School of Earth and Environment

Caroline Ward Caroline Ward

Postgraduate Student

Email address: eecwa@leeds.ac.uk
Room: 9.157m

Affiliation: Sustainability Research Institute

Biography

I am a PhD student working with Professor Lindsay Stringer and Dr George Holmes as part of the Sustainability Research Institute. My project aims to explore the ways in which the governance processes of protected areas interact with ecosystem services and livelihood strategies to impact upon local well-being in Madagascar.

Previously to starting my PhD I have worked on multiple conservation projects around the globe, inlcuding in Madagascar, The Seychelles, Bonaire and Belize.

Find me on twitter: @carolinefmward

Qualifications

  • 2013 MSc Conservation Science, Imperial College
    • Research project: Social dynamics of a human-wildlife conflict: understanding attitudes and behaviours towards Yellow-shouldered Amazon Parrots in Bonaire

  • 2011 BSc Zoology (specialising in Conservation & Ecology), University of Southampton

Memberships/Fellowships

  • British Ecological Society: Student member
  • Society for Conservation Biology: Student member
  • Zoological Society of London: Student fellow

Project details

Project title

Protected area governance and livelihood security

Supervisors

Professor L. Stringer and Dr G. Holmes

Funding

NERC DTP

Start date

1st October 2014

Project outline

Protected areas (PAs) are one of the most commonly used conservation tools, despite criticisms of their ability to both conserve biodiversity and provide benefits to local communities. Movement away from state-led ‘fortress approaches’ towards involving local communities in the governance structure of PAs has followed a shift in their aims i.e. they are now expected to deliver benefits beyond biodiversity protection, such as poverty reduction. However, the creation of a PA will always involve trade-offs and evidence for a win-win for conservation and development remains elusive. Most frequently it is local communities who lose out, while the benefits of PAs are shared globally.

Although the importance of governance, simplistically defined as referring to principles, policies and rules regarding decision making, is now being appreciated within the conservation community, as documented by the release of the IUCN good governance principles and the inclusion of governance in the CBD 2020 target 11, there has been little research into how different governance approaches and processes may affect local communities’ well-being.

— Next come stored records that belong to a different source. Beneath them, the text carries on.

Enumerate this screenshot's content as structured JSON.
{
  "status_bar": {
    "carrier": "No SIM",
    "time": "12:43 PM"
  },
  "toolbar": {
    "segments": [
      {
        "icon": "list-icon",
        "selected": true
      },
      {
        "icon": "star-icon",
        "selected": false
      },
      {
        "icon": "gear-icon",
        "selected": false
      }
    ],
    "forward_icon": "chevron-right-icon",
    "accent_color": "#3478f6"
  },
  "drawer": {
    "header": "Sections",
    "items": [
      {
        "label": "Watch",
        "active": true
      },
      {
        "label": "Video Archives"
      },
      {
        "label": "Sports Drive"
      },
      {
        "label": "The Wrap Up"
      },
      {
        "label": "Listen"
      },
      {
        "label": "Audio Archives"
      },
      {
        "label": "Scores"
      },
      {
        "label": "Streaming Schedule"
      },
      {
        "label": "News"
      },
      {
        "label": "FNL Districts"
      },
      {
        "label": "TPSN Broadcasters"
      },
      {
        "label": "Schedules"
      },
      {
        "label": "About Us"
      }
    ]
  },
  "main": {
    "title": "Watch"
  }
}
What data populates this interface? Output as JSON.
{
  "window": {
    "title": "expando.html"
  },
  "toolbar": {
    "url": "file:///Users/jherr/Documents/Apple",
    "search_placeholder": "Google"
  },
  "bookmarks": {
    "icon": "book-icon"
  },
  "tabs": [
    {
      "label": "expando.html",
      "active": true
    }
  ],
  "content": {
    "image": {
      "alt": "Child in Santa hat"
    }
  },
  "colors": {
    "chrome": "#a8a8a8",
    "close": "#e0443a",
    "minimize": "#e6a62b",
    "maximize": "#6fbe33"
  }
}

The aim of this project is to explore the ways in which the governance processes of protected areas interact with ecosystem services and livelihood strategies to impact upon local well-being in Madagascar. This will be achieved by investigating communities surrounding protected areas which are co-managed by NGOs and local communities

Publications